Coming up in early 2017, local arts organizations are offering a chance to revisit several classic works, and see newer offerings based on popular classics.
In February the Pacific Northwest Ballet (PNB) will regale us with Cendrillion, a full-length ballet based on Cinderella. This transformational story of a downtrodden girl who is abused by her stepfamily, then catches the fancy of a prince at a palace ball, is rooted in our collective unconscious and can be traced back to ancient Egyptian folklore. The Middle East and Asia have versions of this romantic plot as well. Charles Perrault first wrote this classic fairytale in French in the 17th century, and the German Brothers Grimm later included it in their folktale collection. The tale has inspired a Broadway musical, many movies, and an enduring Italian opera, La Cenerentola.
PNB’s production of Cendrillion marks the Seattle premiere of this 1999 work by Les Ballets de Monte-Carlo. Under the direction of the Monte-Carlo artists who created the original work, the ballet features PNB dancers, ravishing costumes and striking scenery.

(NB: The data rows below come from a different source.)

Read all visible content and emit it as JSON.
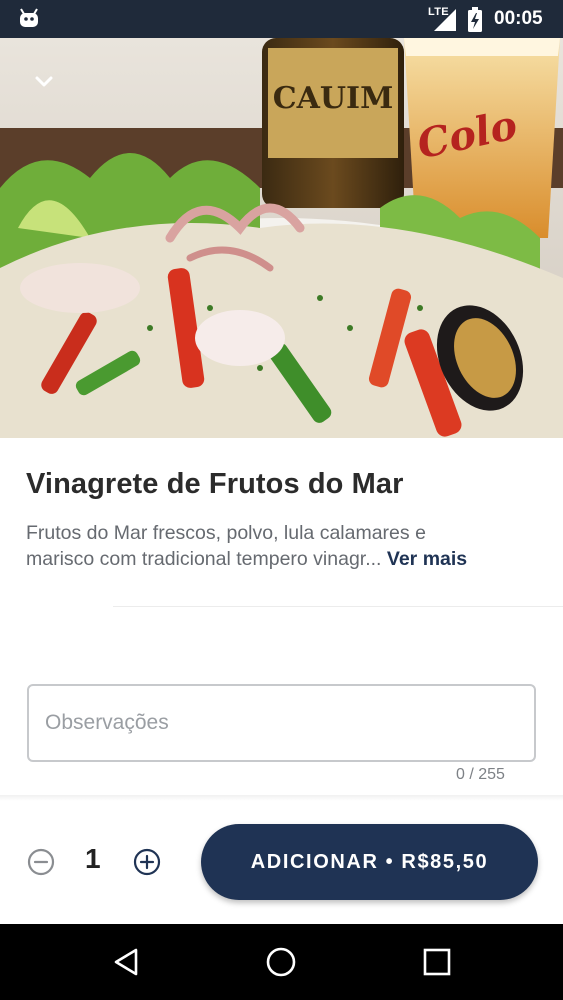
{
  "status_bar": {
    "network": "LTE",
    "time": "00:05",
    "icons": [
      "android-icon",
      "signal-icon",
      "battery-icon"
    ]
  },
  "hero": {
    "collapse_icon": "chevron-down-icon",
    "bottle_label": "CAUIM",
    "glass_label": "Colo"
  },
  "product": {
    "title": "Vinagrete de Frutos do Mar",
    "description_line1": "Frutos do Mar frescos, polvo, lula calamares e",
    "description_line2": "marisco com tradicional tempero vinagr...",
    "see_more": "Ver mais"
  },
  "notes": {
    "placeholder": "Observações",
    "value": "",
    "counter": "0 / 255"
  },
  "order": {
    "quantity": "1",
    "add_label": "ADICIONAR • R$85,50"
  },
  "colors": {
    "primary": "#1f3354",
    "status_bar": "#1f2a3a",
    "text_dark": "#2b2b2b",
    "text_muted": "#666a70"
  },
  "nav": {
    "icons": [
      "back-icon",
      "home-icon",
      "recents-icon"
    ]
  }
}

In addition to the regular performances, one also can attend the dress rehearsal February 2, as well as pre- and post-performance discussions.
Cendrillion runs Feb. 3–12 at McCaw Hall, 321 Mercer St, Seattle (206.441.2424; mccawhall.com).
A historic and artistic triumph, Jacob Lawrence’s The Migration Series will be on display at Seattle Art Museum this winter in honor of the Lawrence centenary. This enthralling sequence of 60 vivid, color-enriched paintings in the style of “dynamic cubism” chronicles the epic migration of black Americans from the rural South to the urban North in the years between World War I and World War II.
Lawrence, who died in 2000, was one of the first African-American painters to receive major national and international recognition. He was also an important influence on Seattle’s cultural life during the many years he lived here with his artist wife Gwendolyn Lawrence and taught at the University of Washington. This is a rare chance to view what many critics consider his greatest achievement.
The Migration Series will be on exhibit Jan. 21–April 23 at Seattle Art Museum, 1300 First Ave, Seattle (206.625.8900; seattleartmuseum.org).
For fans of Broadway musical comedy, a classic that deserves another look is coming to 5th Avenue Theatre soon. The Pajama Game was a big, breezy hit when it debuted on Broadway in 1954, and it has been revived on the Great White Way twice since then. But, surprisingly, this is the first time the 5th Avenue has tackled it.
The show’s delightful score by Richard Adler and Jerry Ross (the pair who also brought us Damn Yankees) spun off some song standards, including the poignant ballad “Hey There.” It also introduced a beguiling romance in what is probably the only Broadway musical about a labor strike. Sparks fly in a pajama factory when the female union representative (played by local favorite Billie Wildrick) and the plant manager who is determined to thwart the strike she’s spearheading can’t resist each other’s charms.
Resident 5th Avenue director Bill Berry, a whiz at refreshing such golden Broadway oldies as Wonderful Town and West Side Story, will stage the revival.
The Pajama Game plays Feb. 9–March 5 at 5th Avenue Theatre, 1308 5th Ave, Seattle (206.625.1900; 5thavenue.org).
Misha Berson writes about the arts for The Seattle Times and many other publications, and is the author of four books, including Something’s Coming, Something Good: West Side Story and the American Imagination (Applause/Hal Leonard).